*** Opening of RECORDS FOR THIS EXERCISE ***

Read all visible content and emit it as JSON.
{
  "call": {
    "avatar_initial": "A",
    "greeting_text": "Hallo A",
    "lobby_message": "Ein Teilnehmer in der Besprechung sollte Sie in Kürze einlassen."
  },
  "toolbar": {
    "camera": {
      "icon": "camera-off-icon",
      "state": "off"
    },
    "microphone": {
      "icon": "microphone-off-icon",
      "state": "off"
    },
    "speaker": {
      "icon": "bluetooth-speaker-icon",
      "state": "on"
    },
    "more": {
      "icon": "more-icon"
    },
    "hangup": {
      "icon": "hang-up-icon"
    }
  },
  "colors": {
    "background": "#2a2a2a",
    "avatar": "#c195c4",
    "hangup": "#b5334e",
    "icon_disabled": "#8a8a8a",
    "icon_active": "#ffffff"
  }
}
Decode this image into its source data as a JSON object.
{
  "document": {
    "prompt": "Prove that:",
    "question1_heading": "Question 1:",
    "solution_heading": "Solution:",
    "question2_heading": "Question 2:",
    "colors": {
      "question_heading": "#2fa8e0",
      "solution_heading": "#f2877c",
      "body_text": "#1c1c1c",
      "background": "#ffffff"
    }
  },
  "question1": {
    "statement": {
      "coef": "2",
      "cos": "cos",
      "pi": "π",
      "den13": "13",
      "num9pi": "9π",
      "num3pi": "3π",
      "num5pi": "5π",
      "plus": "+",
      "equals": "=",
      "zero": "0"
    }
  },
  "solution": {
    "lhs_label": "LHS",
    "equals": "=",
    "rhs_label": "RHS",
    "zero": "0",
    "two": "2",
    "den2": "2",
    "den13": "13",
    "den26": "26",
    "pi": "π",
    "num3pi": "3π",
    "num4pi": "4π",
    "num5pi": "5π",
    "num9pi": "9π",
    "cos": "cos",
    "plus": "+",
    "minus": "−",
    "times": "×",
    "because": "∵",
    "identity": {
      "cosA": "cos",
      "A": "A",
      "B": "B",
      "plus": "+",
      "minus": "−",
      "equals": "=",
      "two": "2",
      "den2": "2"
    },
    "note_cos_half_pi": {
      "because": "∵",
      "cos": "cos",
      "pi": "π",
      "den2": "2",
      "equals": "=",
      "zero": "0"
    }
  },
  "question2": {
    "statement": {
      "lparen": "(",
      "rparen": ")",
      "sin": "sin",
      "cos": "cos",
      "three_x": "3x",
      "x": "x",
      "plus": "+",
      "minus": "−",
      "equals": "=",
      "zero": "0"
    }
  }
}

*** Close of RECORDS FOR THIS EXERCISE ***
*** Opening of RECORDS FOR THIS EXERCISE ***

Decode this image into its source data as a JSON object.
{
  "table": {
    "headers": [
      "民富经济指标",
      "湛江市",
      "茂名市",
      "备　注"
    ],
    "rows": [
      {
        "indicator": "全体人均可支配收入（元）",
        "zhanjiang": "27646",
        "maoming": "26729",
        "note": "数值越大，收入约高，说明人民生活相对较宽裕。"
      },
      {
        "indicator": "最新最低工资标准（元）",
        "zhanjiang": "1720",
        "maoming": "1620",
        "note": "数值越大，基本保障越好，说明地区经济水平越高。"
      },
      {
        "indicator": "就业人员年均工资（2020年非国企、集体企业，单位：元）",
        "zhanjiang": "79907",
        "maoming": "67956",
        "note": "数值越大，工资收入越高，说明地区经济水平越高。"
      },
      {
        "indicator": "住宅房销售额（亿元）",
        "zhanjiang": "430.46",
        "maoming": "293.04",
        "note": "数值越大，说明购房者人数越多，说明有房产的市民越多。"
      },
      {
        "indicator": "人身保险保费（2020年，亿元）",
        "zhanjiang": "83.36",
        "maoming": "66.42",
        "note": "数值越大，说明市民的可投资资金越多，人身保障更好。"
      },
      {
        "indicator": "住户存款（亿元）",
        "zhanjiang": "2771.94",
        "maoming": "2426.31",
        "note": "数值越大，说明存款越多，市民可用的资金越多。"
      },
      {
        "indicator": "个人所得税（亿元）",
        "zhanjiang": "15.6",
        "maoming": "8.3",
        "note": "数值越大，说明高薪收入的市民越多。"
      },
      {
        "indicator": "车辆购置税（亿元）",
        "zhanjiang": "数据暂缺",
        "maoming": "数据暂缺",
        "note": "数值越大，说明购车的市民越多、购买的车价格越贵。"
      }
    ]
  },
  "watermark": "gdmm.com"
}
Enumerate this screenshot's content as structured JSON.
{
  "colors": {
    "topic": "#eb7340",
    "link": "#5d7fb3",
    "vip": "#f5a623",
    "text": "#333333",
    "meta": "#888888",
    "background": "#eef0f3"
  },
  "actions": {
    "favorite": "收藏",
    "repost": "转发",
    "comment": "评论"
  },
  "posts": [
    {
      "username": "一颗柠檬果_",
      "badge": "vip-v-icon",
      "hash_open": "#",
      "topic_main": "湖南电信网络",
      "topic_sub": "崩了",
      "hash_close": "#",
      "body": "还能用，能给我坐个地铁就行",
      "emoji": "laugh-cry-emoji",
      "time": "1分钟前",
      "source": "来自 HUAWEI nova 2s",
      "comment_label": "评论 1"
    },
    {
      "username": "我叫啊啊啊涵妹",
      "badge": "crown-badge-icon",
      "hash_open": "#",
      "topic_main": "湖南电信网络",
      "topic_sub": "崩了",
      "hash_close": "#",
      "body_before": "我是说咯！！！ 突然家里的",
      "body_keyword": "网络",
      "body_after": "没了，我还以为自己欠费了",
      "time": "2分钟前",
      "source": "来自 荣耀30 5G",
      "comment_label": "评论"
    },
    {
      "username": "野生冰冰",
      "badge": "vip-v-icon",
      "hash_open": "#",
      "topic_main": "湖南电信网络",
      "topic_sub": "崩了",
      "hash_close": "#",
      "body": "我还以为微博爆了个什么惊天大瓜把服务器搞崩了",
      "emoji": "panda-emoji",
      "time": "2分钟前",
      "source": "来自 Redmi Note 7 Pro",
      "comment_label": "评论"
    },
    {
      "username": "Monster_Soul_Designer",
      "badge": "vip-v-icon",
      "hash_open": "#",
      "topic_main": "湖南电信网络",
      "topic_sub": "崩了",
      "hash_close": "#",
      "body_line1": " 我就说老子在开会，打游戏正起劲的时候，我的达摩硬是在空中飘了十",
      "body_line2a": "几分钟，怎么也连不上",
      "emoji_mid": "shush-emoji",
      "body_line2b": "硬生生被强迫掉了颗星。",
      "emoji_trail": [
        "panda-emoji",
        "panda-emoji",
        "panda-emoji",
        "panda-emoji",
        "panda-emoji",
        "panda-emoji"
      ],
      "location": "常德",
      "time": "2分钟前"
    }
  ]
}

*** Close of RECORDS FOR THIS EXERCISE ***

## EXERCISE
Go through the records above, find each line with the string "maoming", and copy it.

## RESULT OF THE EXERCISE
        "maoming": "26729",
        "maoming": "1620",
        "maoming": "67956",
        "maoming": "293.04",
        "maoming": "66.42",
        "maoming": "2426.31",
        "maoming": "8.3",
        "maoming": "数据暂缺",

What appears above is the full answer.